\[N = \frac{f}{{\pi {r^2}}}\]
so the pullout work of fracture per unit crack area, G_{cp}, is given by
\[{G_{{\rm{cp}}}} = N\Delta W = \frac{{f\pi rx_0^2{\tau _{i*}}}}{{\pi {r^2}}} = 4f {s^2} r {\tau _{i*}}\]
Interfacial debonding
Quick proof
We need to start by considering short fibre composites as shown in the diagram above. The work done when a single fibre undergoes interfacial debonding is:
ΔW = 2 π r x_{0} G_{ic}
Now we can sum this over all the fibres intersected by a unit area of the crack to find the work of debonding of the composite per unit crack area, G_{cd}. If there are N fibres per m^{2} where N is given by
\[N = \frac{f}{{\pi {r^2}_{^{}}}},\]
then there are ( N dx_{0} / L ) fibres per m^{2} with an embedded length between x_{0} and ( x_{0} + dx_{0} ).
\[{G_{cd}} = \int\limits_0^L {2\pi r{x_0}{G_{ic}}\frac{{Nd{x_0}}}{L}} \]
Integration gives: G_{cd} = f s G_{ic}

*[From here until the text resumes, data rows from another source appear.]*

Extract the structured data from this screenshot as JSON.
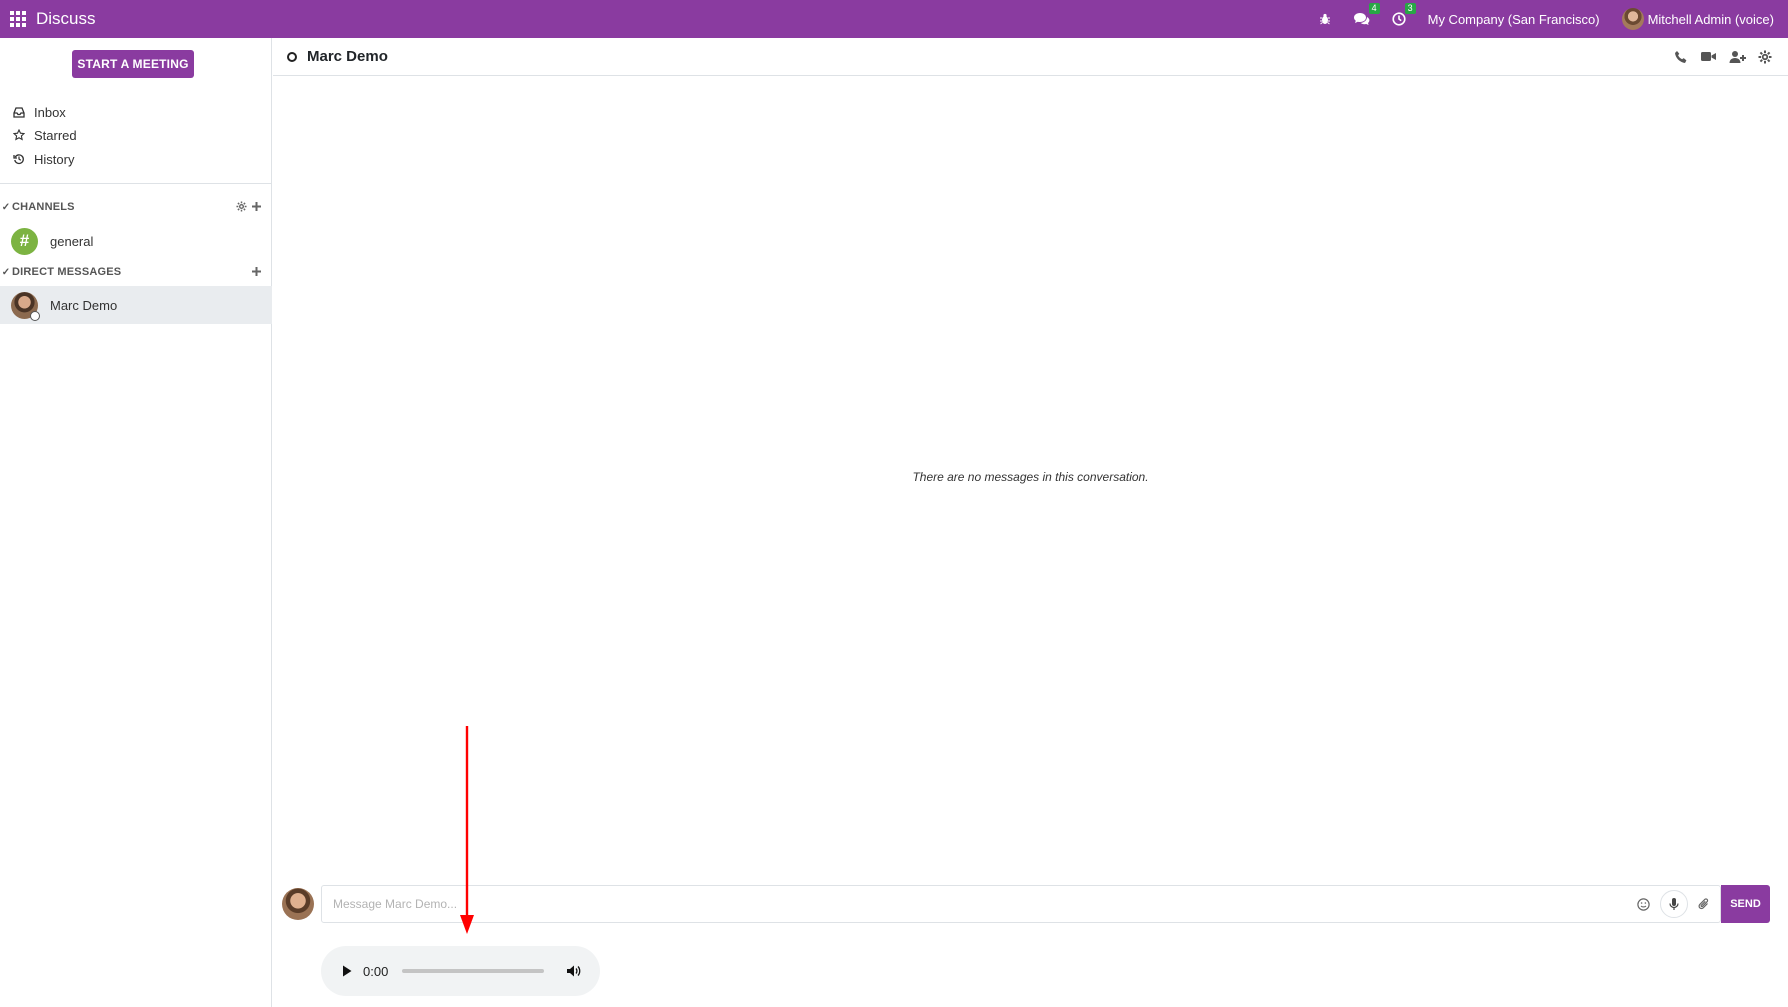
{
  "navbar": {
    "app_title": "Discuss",
    "bug_icon": "bug-icon",
    "messages_badge": "4",
    "activities_badge": "3",
    "company": "My Company (San Francisco)",
    "user": "Mitchell Admin (voice)"
  },
  "sidebar": {
    "start_meeting": "START A MEETING",
    "mailboxes": [
      {
        "label": "Inbox",
        "icon": "inbox-icon"
      },
      {
        "label": "Starred",
        "icon": "star-icon"
      },
      {
        "label": "History",
        "icon": "history-icon"
      }
    ],
    "channels_header": "CHANNELS",
    "channels": [
      {
        "name": "general",
        "avatar": "#"
      }
    ],
    "dm_header": "DIRECT MESSAGES",
    "direct_messages": [
      {
        "name": "Marc Demo"
      }
    ]
  },
  "thread": {
    "name": "Marc Demo",
    "empty_text": "There are no messages in this conversation."
  },
  "composer": {
    "placeholder": "Message Marc Demo...",
    "send_label": "SEND"
  },
  "audio": {
    "time": "0:00"
  },
  "colors": {
    "brand": "#8a3ba0",
    "badge": "#28a745",
    "channel_avatar": "#7cb342",
    "annotation": "#ff0000"
  }
}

This formula only applies to short fibre composites since fibre fracture does not occur if the fibre aspect ratio is less than the critical fibre aspect ratio, s* = σ f* / 2τ i*. (refer to TLP on short fibre composites, which does not exist yet). For long fibre composites there is a small probability that fibre fracture will occur away from the crack plane and debonding will not occur over the whole length of the fibre. In this case G>_{cd} gives an idea of the magnitude of the energy absorbed.
Poisson’s ratio derivation
The Poisson’s ratio ν_{ij} describes the contraction in the jdirection due to a stress in the idirection.
\[{\nu _{ij}} = \frac{{  {\varepsilon _j}}}{{{\varepsilon _i}}}\]
For a transversely isotropic material such as a composite the following relationship exists:
\[\frac{{{\nu _{12}}}}{{{E_1}}} = \frac{{{\nu _{21}}}}{{{E_2}}}\]
For a composite under axial tension the Poisson strains for the two constituents are:
\[{\varepsilon _{2f}} =  {\nu _f}{\varepsilon _{1f}} =  {\nu _f}\frac{{{\sigma _{1f}}}}{{{E_f}}}\]
\[{\varepsilon _{2m}} =  {\nu _m}{\varepsilon _{1m}} =  {\nu _m}\frac{{{\sigma _{1m}}}}{{{E_m}}}\]
The total transverse strain is simply the weighted sum of the two Poisson strains:
\[{\varepsilon _2} =  \left[ {f{\nu _f}\frac{{{\sigma _{1f}}}}{{{E_f}}} + \frac{{(1  f){\nu _m}{\sigma _{1m}}}}{{{E_m}}}} \right]\]
Under axial loading the equal axial strain condition applies.
\[∴\;{\varepsilon _2} =  \left[ {f{\nu _f}{\varepsilon _1} + (1  f){\nu _m}{\varepsilon _1}} \right]\]
\[{\nu _{12}} =  \frac{{{\varepsilon _2}}}{{{\varepsilon _1}}} = {f^{}}{\nu _f} + {(1  f)^{}}{\nu _m} \;\;\rm{and}\;\;{\nu _{21}} =  \frac{{{\varepsilon _1}}}{{{\varepsilon _2}}} = \left[ {{f^{}}{\nu _f} + {{(1  f)}^{}}{\nu _m}} \right]\frac{{{E_2}}}{{{E_1}}}\]
Notations
ε_{mu} is the ultimate failure strain of the matrix.
We have not used 'f' as a suffix for failure to avoid confusion with 'f' for fibre.
σ_{mu} is the matrix failure stress.
σ_{fmu} is the stress in the fibre at the onset of matrix failure.
σ_{mfu} is the stress in the matrix when the fibres start to fracture.
Academic consultant: Bill Clyne (University of Cambridge)
Content development: Joey Kiatlertpongsa
and David Brook
Photography and video: Brian Barber and Carol Best
Web development: David Brook and Lianne Sallows
This DoITPoMS TLP was funded by the UK Centre for Materials Education, the Department of Materials Science and Metallurgy, University of Cambridge, with additional support from the Worshipful Company of Armourers and Brasiers'.